2. What’s the angle?
If it’s about the dogs, it might be a soft story about their loyalty to blind owners, or the cost of training them, or cruelty. You need to dig a bit deep here, so ask a number of questions to get the theme of the story. How will my dog (and I) be portrayed? Is it positive or negative towards me, or the Guide Dogs? Am I going to like the story? What do you think the headline will be? Is there a photo; what is it? What is your personal view?
(review the exchange during the conversation: are you developing a trust for the journalist at this point, or does it sound sus.? )
3. Who else is appearing in the story, and what are they saying?
This is really important. For instance, if the other people in the story are blind people and their carers you’ll get one story, or, if they are animal activists against dogs being forced into this work… Mostly it won’t be that extreme but you get the point.
(by now you should have a good idea of what the story will look like, or, how much the journalist is refusing to impart. Valuable info.)
4. What are the areas of questions for me?
5. What’s the deadline?
Pretty obvious. How much time do I have to prepare?
6. When is it going to appear?
Also pretty obvious, but sometimes there may be another relevant event occurring before the story is published, if it’s in a week or so, which may change or add to what you want to say. Plus, you will want to warn people.
7. How long is it?
How long is the story and how long is the interview. A 200 word written piece is a vastly different proposition to a 2,000 word piece.

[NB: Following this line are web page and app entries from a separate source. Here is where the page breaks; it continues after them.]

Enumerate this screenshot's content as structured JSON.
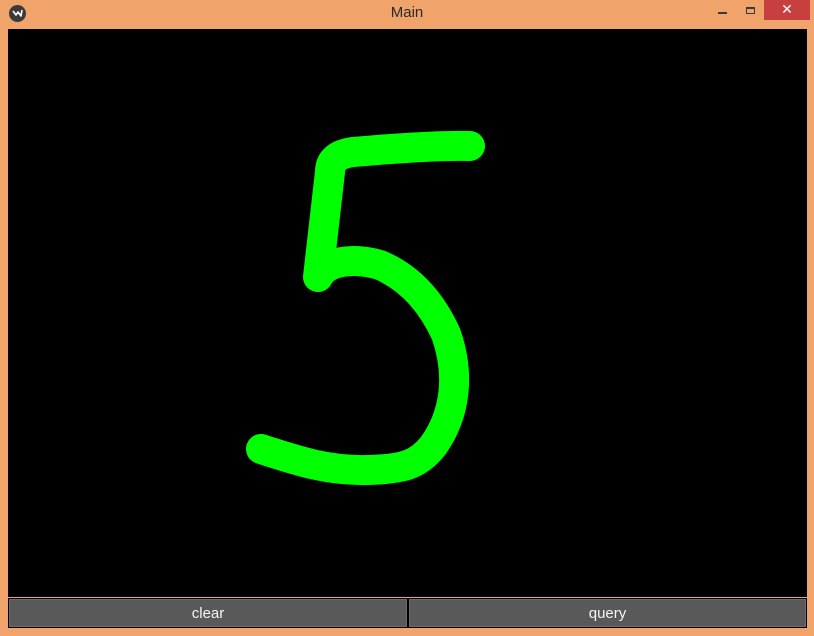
{
  "window": {
    "title": "Main",
    "icon": "kivy-logo-icon",
    "controls": {
      "minimize_icon": "minimize-icon",
      "maximize_icon": "maximize-icon",
      "close_icon": "close-icon",
      "close_glyph": "✕"
    }
  },
  "canvas": {
    "background": "#000000",
    "stroke_color": "#00ff00"
  },
  "buttons": {
    "clear_label": "clear",
    "query_label": "query"
  },
  "colors": {
    "frame": "#f0a36a",
    "close_bg": "#c7403f",
    "button_bg": "#595959"
  }
}
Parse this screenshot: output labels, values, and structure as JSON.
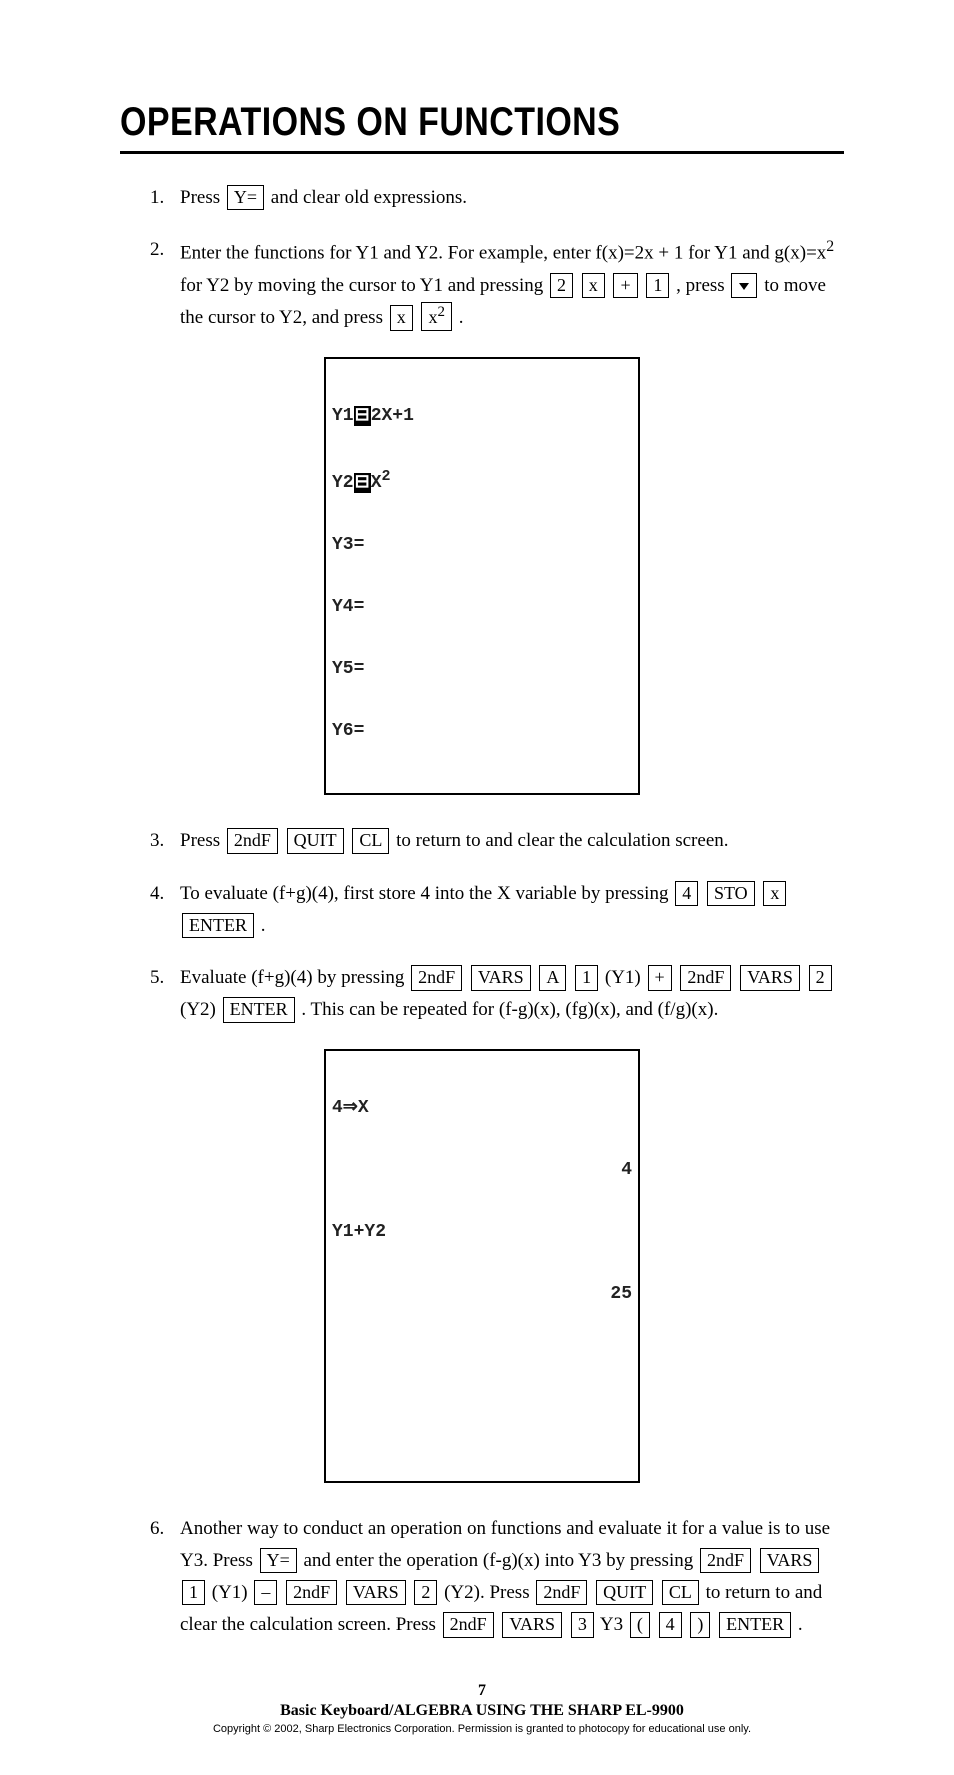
{
  "title": "OPERATIONS ON FUNCTIONS",
  "steps": {
    "s1": {
      "num": "1.",
      "t1": "Press ",
      "k1": "Y=",
      "t2": " and clear old expressions."
    },
    "s2": {
      "num": "2.",
      "t1": "Enter the functions for Y1 and Y2.  For example, enter f(x)=2x + 1 for Y1 and g(x)=x",
      "sup1": "2",
      "t2": " for Y2 by moving the cursor to Y1 and pressing ",
      "k1": "2",
      "k2": "x",
      "k3": "+",
      "k4": "1",
      "t3": " , press ",
      "t4": " to move the cursor to Y2, and press ",
      "k5": "x",
      "k6a": "x",
      "k6b": "2",
      "t5": " ."
    },
    "s3": {
      "num": "3.",
      "t1": "Press ",
      "k1": "2ndF",
      "k2": "QUIT",
      "k3": "CL",
      "t2": " to return to and clear the calculation screen."
    },
    "s4": {
      "num": "4.",
      "t1": "To evaluate (f+g)(4), first store 4 into the X variable by pressing ",
      "k1": "4",
      "k2": "STO",
      "k3": "x",
      "k4": "ENTER",
      "t2": " ."
    },
    "s5": {
      "num": "5.",
      "t1": "Evaluate (f+g)(4) by pressing ",
      "k1": "2ndF",
      "k2": "VARS",
      "k3": "A",
      "k4": "1",
      "t2": " (Y1) ",
      "k5": "+",
      "k6": "2ndF",
      "k7": "VARS",
      "k8": "2",
      "t3": " (Y2) ",
      "k9": "ENTER",
      "t4": " .  This can be repeated for (f-g)(x), (fg)(x), and (f/g)(x)."
    },
    "s6": {
      "num": "6.",
      "t1": "Another way to conduct an operation on functions and evaluate it for a value is to use Y3.  Press ",
      "k1": "Y=",
      "t2": " and enter the operation (f-g)(x) into Y3 by pressing ",
      "k2": "2ndF",
      "k3": "VARS",
      "k4": "1",
      "t3": " (Y1) ",
      "k5": "–",
      "k6": "2ndF",
      "k7": "VARS",
      "k8": "2",
      "t4": " (Y2).  Press ",
      "k9": "2ndF",
      "k10": "QUIT",
      "k11": "CL",
      "t5": " to return to and clear the calculation screen.  Press ",
      "k12": "2ndF",
      "k13": "VARS",
      "k14": "3",
      "t6": " Y3 ",
      "k15": "(",
      "k16": "4",
      "k17": ")",
      "k18": "ENTER",
      "t7": " ."
    }
  },
  "screen1": {
    "l1a": "Y1",
    "l1b": "2X+1",
    "l2a": "Y2",
    "l2b": "X",
    "l3": "Y3=",
    "l4": "Y4=",
    "l5": "Y5=",
    "l6": "Y6="
  },
  "screen2": {
    "l1": "4⇒X",
    "r1": "4",
    "l2": "Y1+Y2",
    "r2": "25"
  },
  "footer": {
    "page": "7",
    "book": "Basic Keyboard/ALGEBRA USING THE SHARP EL-9900",
    "copyright": "Copyright © 2002, Sharp Electronics Corporation.  Permission is granted to photocopy for educational use only."
  }
}
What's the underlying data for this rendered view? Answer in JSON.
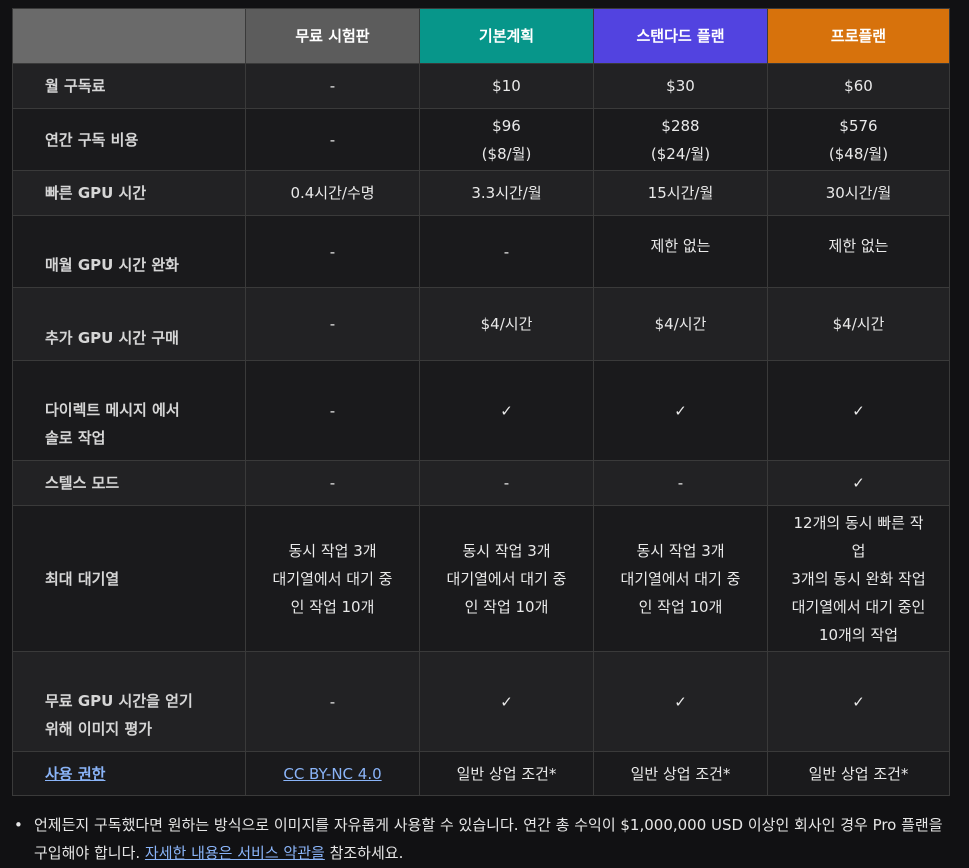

That’s it. You’ve covered the basics.
Now you can hang up and review, Am I better off in or out of this story?